The event was organized by the Cascade Hospital for Animals with proceeds to benefit Mackenzie’s Animal Sanctuary. There were no age groups, awards, or even official results – it’s just what it says, a “fun run” to get folks out enjoying the morning with their dogs. Over 80 people signed up, not bad for the first ever event. The race director I recognized (via her dog!) as Dr. Happel, the runner that I barely out-kicked at the finish of the 2006 Bailey’s Doggie Dash (if you follow the link, she’s in the orange shirt in the photos on the bottom row of the page).

Going into this race I wasn’t planning to run all out; rather, I wanted to maintain a tempo pace as best I could but primarily just have fun with Haven and Beacon. Since most participants were planning to walk, I lined up near the front; there were about 7 runners ahead of me. Dogs and people were still milling about – in fact, one lady was petting Haven – when the race director shouted out “Five seconds!” And we’re off!

The guy at the front broke free quickly and Haven and Beacon decided to chase him – hard! I had no choice but to join their pursuit and within 100 yards of the start we had passed everyone except the leader! It turns out that only eight people were running; the rest were walkers. I pulled alongside the front guy and we sheepishly confided that it felt rather weird to be leading a race. We kept looking back for a while, assuming that some fast runners would blow by us.

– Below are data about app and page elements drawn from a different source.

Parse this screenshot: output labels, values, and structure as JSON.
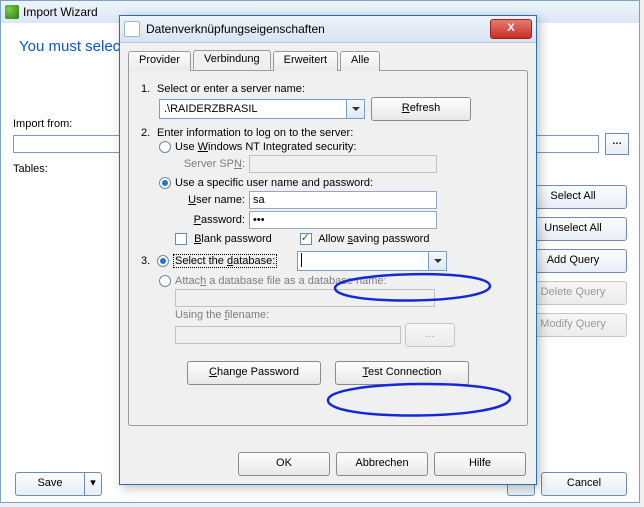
{
  "back": {
    "title": "Import Wizard",
    "blue_msg": "You must selec",
    "import_from_label": "Import from:",
    "import_from_value": "",
    "tables_label": "Tables:",
    "right_buttons": {
      "select_all": "Select All",
      "unselect_all": "Unselect All",
      "add_query": "Add Query",
      "delete_query": "Delete Query",
      "modify_query": "Modify Query"
    },
    "bottom": {
      "save": "Save",
      "next": ">>",
      "cancel": "Cancel"
    }
  },
  "dlg": {
    "title": "Datenverknüpfungseigenschaften",
    "close": "X",
    "tabs": {
      "provider": "Provider",
      "verbindung": "Verbindung",
      "erweitert": "Erweitert",
      "alle": "Alle"
    },
    "step1": {
      "num": "1.",
      "label": "Select or enter a server name:",
      "server": ".\\RAIDERZBRASIL",
      "refresh": "Refresh"
    },
    "step2": {
      "num": "2.",
      "label": "Enter information to log on to the server:",
      "use_nt": "Use Windows NT Integrated security:",
      "server_spn": "Server SPN:",
      "use_specific": "Use a specific user name and password:",
      "username_label": "User name:",
      "username_value": "sa",
      "password_label": "Password:",
      "password_value": "•••",
      "blank_pw": "Blank password",
      "allow_save": "Allow saving password"
    },
    "step3": {
      "num": "3.",
      "select_db": "Select the database:",
      "db_value": "",
      "attach": "Attach a database file as a database name:",
      "using_file": "Using the filename:",
      "browse": "..."
    },
    "actions": {
      "change_pw": "Change Password",
      "test_conn": "Test Connection"
    },
    "buttons": {
      "ok": "OK",
      "cancel": "Abbrechen",
      "help": "Hilfe"
    }
  }
}
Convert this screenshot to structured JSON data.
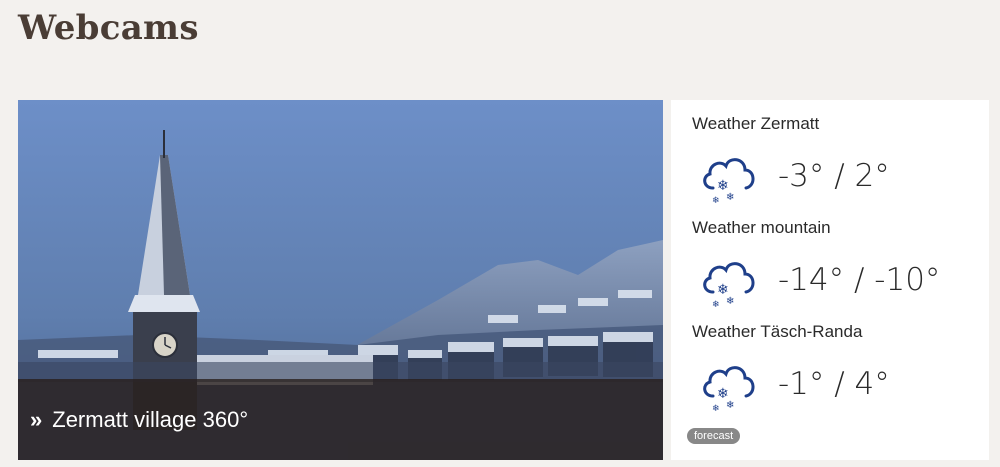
{
  "page": {
    "title": "Webcams"
  },
  "webcam": {
    "caption": "Zermatt village 360°",
    "caption_arrow": "»"
  },
  "weather": {
    "locations": [
      {
        "name": "Weather Zermatt",
        "temperature": "-3° / 2°",
        "icon": "snow-cloud-icon"
      },
      {
        "name": "Weather mountain",
        "temperature": "-14° / -10°",
        "icon": "snow-cloud-icon"
      },
      {
        "name": "Weather Täsch-Randa",
        "temperature": "-1° / 4°",
        "icon": "snow-cloud-icon"
      }
    ],
    "forecast_label": "forecast"
  },
  "colors": {
    "title": "#4a3d35",
    "icon": "#1f3f8a",
    "background": "#f3f1ee",
    "badge": "#888888"
  }
}
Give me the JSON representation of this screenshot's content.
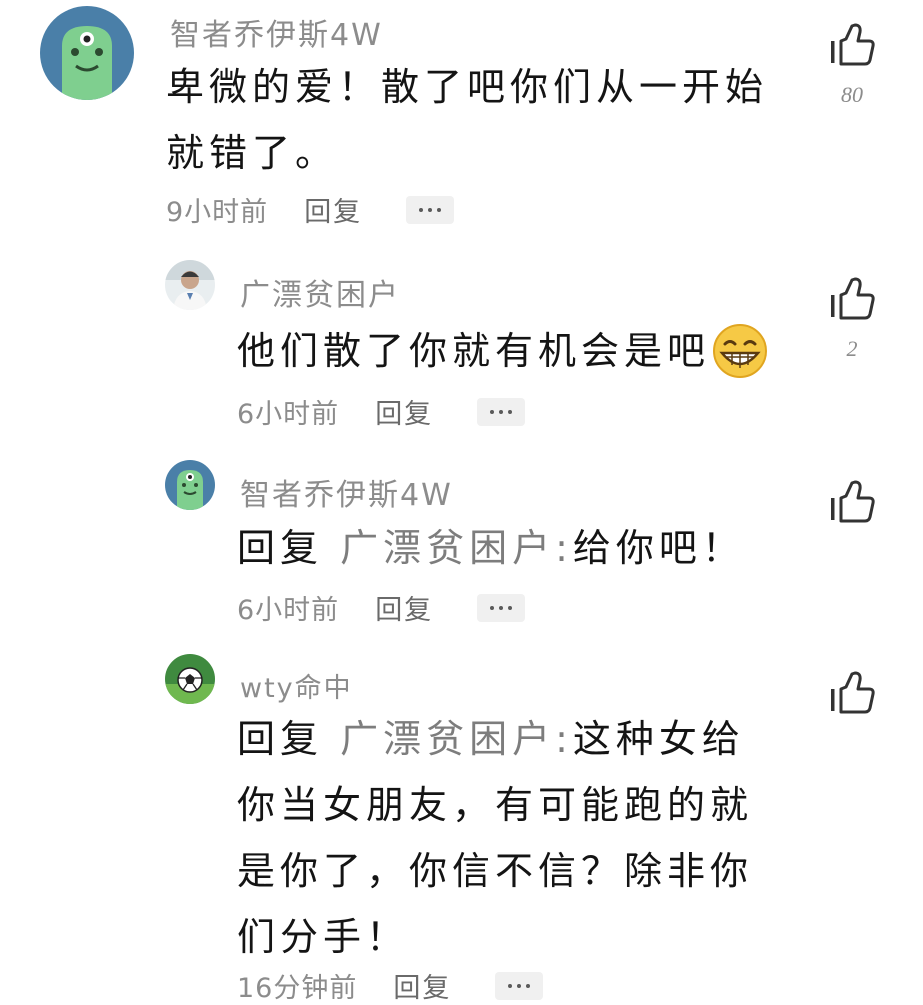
{
  "comments": [
    {
      "username": "智者乔伊斯4W",
      "text": "卑微的爱！散了吧你们从一开始就错了。",
      "time": "9小时前",
      "reply_label": "回复",
      "likes": "80"
    },
    {
      "username": "广漂贫困户",
      "text": "他们散了你就有机会是吧",
      "time": "6小时前",
      "reply_label": "回复",
      "likes": "2"
    },
    {
      "username": "智者乔伊斯4W",
      "reply_prefix": "回复",
      "reply_target": "广漂贫困户:",
      "text": "给你吧！",
      "time": "6小时前",
      "reply_label": "回复",
      "likes": ""
    },
    {
      "username": "wty命中",
      "reply_prefix": "回复",
      "reply_target": "广漂贫困户:",
      "text": "这种女给你当女朋友，有可能跑的就是你了，你信不信？除非你们分手！",
      "time": "16分钟前",
      "reply_label": "回复",
      "likes": ""
    }
  ],
  "icons": {
    "like": "thumbs-up-icon",
    "more": "more-dots-icon",
    "emoji": "grinning-emoji-icon"
  },
  "colors": {
    "username": "#8c8c8c",
    "body": "#141414",
    "reply_target": "#7d7d7d",
    "more_bg": "#f0f0f0",
    "avatar_green": "#7fcf8f",
    "avatar_bg": "#4a7fa8"
  }
}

We chatted for the first mile where I learned that his dog – weimaraner named Bailey (not the one from Bailey’s Doggie Dash) – was five years old, just a year old than my two pups. She loves the water and behaves well on a leash; so well in fact that the guy (funny how I know his dog’s name but never learned his!) had the handle of his flexi-lead in his shorts pocket the whole time. If I tried that with my dogs they’d rip my shorts right off me!

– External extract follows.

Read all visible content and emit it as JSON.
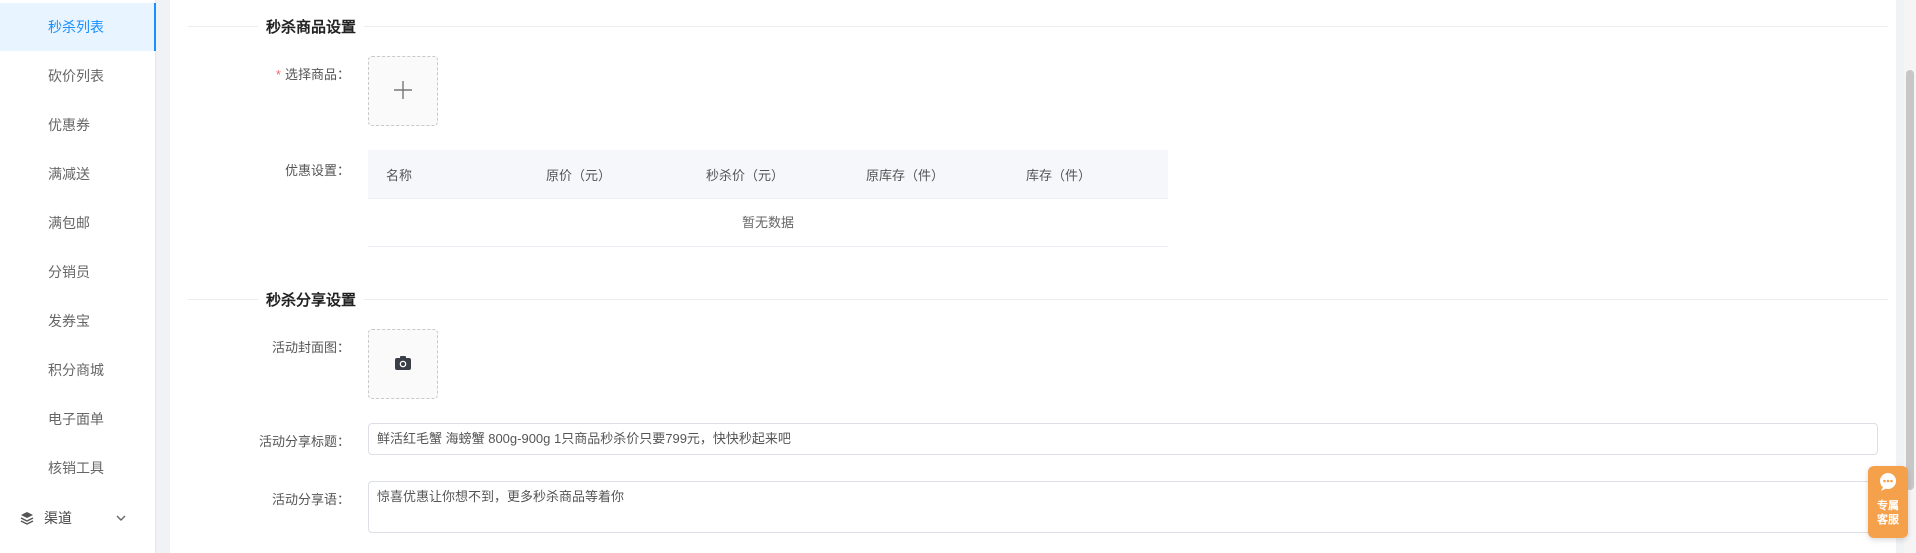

With Haven and Beacon leading the way we cruised past the first mile marker in 6:45, a very fast pace for me. The course then ascended a moderate hill and Bailey’s owner exlaimed “Uh oh Bailey, daddy’s not feeling too good!” and sure enough, he began to fall back as my dogs pulled me upward. Going down the hill my feet were burning – I realized that I hadn’t tied my shoelaces tight enough and the soles of my feet were sliding along the bed of my shoe.

Mile two was the beginning of an undulating portion of the course, most of which was run on paved pedestrian paths. With nobody to chase, Haven and Beacon slowed their pace and were no longer pulling me up the hills. Around mile 2.5 Bailey and her owner caught up with us and we ran side-by-side for the next half mile. This time we didn’t say anything as we all needed to conserve our oxygen.

Somehow I must’ve programmed my dogs for a 5K distance (maybe they read my blog?) because soon after we passed the third mile marker (in 21:50, not bad!) they slowed waaaay down. Bailey and her runner kept their momentum going and pulled steadily away from us as I was forced to drag Haven and Beacon forward! Those lazy dogs. 🙂 Finally they realized I wasn’t going to stop and they ran beside me the rest of the way.

We passed some pedestrians going the opposite way to relayed to me that the guy ahead of me “was very concerned that I would catch him”, but I told them he had nothing to worry about. Not only were my dogs worn out, I was out of energy as well and we struggled most of the last mile. After passing Amanda with her camera, we finally reached the finish line! Sure enough Bailey had won and Haven and Beacon shared second place just one minute behind in 30:29. It was about five minutes until the next runners began showing up. Walkers continued to trickle into the finish for the next hour.

The organizers thought of everything, providing water (for both humans and canines), bagels, bananas, donuts, and dog treats for the finishers. Haven and Beacon eagerly helped themselves to some water while I shared a banana with Haven. After eating my peanut-covered donut, the dogs both got some treats and then finally I remembered to drink some water myself. Once we got home Amanda had the three of us pose for the obligatory post-race photo, all sporting our event t-shirt and bandanas. Haven and Beacon are now fast asleep at my feet. 🙂 What a fun race!